|Gov. Matt Blunt holds a T-shirt given to him by pupils at Trautwein Accel-erated School last week. Blunt donated more than $11,000 to the Mehlville School District's tsunami relief effort. The money was left over from Blunt's inauguration fund.|
Blunt donates $11,635 to tsunami relief effort
February 09, 2005 - By SCOTT MILLER
Gov. Matt Blunt last week donated $11,365 to support the Mehlville School District's tsunami relief effort.
Blunt hand delivered the check to Trautwein Accelerated School Feb. 1, saying, "Certainly there are school districts all across the state that have worked together to provide assistance and relief to tsunami victims. I was particularly impressed though when I learned about what the Mehlville Public School District had done, and again I think their good work is somewhat symbolic of what lots of other young Missouri-ans have done to provide relief for people that really are in tremendous need."
Mehlville pupils helped sell $6 tsunami relief T-shirts and raised $14,500 to support victims of the mammoth wave that crashed onto the Asian Pacific coast. In-cluding Blunt's donation, the school district will donate $25,865 through the American Red Cross.
"I think it's exciting that these young people have demonstrated to all of us, child and adult alike, that one of the most important things you can do with your money is to help your fellow citizens," said Blunt, who purchased a T-shirt during his visit with a fifth-grade class.
"The fact that (the governor) thought enough to come to the Mehlville School District and present (the check) for our efforts was phenomenal," Superintendent Tim Ricker told a group of reporters after the governor's press conference. "But whether it was our school district or any school district, I think it's great that we're helping our fellow man."
The district got the idea to sell the shirts from a district resident, he said. Shirts were sold at school and students took fliers home to sell to parents.
More than 4,000 shirts were sold, Ricker said, and pupils got an education at the same time.
"The T-shirt itself shows the wave on it and obviously it becomes an educational experience on the science aspect of it," he told reporters. "It becomes a human experience in how others can help each other. We heavily are into character education and responsibility. So (the fund-raiser) provides that aspect as well. We can teach people how to help each other out and do good for mankind."
Blunt's donation came from excess contributions that weren't spent on his inauguration ceremony.
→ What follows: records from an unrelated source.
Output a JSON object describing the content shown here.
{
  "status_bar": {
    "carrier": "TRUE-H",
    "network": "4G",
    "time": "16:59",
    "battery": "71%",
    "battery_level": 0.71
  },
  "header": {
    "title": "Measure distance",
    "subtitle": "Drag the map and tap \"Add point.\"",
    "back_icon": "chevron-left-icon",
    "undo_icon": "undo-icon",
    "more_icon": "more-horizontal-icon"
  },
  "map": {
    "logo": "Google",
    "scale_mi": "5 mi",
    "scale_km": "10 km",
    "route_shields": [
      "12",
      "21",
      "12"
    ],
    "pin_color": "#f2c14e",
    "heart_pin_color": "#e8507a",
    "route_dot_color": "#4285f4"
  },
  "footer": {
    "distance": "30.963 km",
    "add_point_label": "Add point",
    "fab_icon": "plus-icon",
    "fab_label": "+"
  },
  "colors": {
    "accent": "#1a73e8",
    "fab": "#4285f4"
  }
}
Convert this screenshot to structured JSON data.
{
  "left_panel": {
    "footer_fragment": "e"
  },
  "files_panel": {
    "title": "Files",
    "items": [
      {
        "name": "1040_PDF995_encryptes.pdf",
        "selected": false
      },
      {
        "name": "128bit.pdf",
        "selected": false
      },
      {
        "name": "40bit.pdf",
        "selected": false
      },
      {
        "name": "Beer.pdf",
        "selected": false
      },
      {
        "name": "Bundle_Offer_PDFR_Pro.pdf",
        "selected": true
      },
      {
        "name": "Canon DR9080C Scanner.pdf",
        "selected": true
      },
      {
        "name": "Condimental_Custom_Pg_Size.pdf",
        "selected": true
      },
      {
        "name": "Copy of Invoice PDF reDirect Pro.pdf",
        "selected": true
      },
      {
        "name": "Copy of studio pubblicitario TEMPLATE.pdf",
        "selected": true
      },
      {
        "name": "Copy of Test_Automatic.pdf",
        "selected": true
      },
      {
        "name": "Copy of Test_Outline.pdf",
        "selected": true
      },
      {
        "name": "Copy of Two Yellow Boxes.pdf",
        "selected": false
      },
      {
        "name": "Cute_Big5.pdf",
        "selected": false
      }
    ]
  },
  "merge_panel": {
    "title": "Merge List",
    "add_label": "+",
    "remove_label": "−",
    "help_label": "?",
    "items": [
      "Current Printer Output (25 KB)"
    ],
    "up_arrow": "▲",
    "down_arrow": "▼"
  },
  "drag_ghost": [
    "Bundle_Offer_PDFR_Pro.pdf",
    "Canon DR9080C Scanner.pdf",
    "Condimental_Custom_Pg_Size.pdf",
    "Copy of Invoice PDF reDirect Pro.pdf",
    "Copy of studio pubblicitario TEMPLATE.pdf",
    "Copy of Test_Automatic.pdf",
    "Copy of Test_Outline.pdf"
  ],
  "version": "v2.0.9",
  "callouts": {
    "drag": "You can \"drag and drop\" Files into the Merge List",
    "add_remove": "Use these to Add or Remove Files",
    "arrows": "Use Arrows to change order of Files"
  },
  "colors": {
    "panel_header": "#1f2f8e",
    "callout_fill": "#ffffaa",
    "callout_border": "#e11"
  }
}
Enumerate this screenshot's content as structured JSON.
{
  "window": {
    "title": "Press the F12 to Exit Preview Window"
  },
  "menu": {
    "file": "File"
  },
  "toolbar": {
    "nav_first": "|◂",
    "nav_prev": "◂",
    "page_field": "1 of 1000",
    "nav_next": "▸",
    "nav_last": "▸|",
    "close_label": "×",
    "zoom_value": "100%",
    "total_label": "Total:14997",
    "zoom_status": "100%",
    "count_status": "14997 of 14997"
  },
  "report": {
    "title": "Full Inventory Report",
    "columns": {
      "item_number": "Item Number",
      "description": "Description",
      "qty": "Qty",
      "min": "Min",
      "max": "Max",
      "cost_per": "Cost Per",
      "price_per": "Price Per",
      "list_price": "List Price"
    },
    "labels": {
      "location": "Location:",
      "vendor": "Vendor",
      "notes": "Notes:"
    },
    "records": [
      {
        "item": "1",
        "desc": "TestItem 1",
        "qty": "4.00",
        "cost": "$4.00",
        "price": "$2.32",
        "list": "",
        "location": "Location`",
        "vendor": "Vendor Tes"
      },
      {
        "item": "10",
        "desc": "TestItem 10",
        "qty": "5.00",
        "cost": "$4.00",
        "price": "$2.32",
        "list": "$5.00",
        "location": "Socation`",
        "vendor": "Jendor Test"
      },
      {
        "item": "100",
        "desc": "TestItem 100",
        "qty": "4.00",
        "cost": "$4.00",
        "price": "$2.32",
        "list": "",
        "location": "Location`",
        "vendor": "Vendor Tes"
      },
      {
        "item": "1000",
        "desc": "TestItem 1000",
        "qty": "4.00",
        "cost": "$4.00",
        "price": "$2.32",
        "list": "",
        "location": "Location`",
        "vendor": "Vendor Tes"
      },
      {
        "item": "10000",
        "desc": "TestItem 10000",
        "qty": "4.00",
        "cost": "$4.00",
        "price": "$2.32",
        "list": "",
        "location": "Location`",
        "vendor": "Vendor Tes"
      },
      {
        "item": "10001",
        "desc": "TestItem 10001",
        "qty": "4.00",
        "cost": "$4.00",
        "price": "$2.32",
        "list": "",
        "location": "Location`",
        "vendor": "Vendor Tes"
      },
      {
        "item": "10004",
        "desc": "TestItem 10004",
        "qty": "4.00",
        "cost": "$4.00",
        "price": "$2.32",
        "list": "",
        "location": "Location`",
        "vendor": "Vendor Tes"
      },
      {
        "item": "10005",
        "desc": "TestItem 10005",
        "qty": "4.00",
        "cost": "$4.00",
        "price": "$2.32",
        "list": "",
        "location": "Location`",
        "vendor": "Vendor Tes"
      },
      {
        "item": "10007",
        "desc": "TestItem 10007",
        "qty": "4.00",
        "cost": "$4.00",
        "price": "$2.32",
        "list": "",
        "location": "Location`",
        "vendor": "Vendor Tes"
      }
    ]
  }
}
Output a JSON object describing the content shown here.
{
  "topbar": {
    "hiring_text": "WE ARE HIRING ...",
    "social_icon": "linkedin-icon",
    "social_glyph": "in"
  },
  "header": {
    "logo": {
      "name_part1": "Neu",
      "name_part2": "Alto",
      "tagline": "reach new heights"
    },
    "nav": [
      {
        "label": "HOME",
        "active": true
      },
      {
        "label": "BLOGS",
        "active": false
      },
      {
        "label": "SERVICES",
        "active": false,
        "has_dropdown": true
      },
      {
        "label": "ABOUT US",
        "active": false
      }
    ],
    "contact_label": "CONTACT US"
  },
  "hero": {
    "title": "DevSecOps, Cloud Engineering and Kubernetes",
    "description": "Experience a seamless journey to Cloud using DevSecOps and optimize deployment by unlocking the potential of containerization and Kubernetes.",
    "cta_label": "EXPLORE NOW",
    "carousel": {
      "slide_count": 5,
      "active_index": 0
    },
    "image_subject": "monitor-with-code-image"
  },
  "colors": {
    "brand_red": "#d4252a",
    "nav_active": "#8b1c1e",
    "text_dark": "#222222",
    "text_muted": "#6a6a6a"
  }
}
"None of us will really ever forget where we were when we learned about the tsunami, a devastating tragedy, one of the greatest natural disasters in the history of man-kind or at least recorded history," Blunt said.
"Clearly none of us can do anything to roll back the tide or to roll back time so that event would not occur, but so many Americans have wanted to help with the suffering,'' the governor added.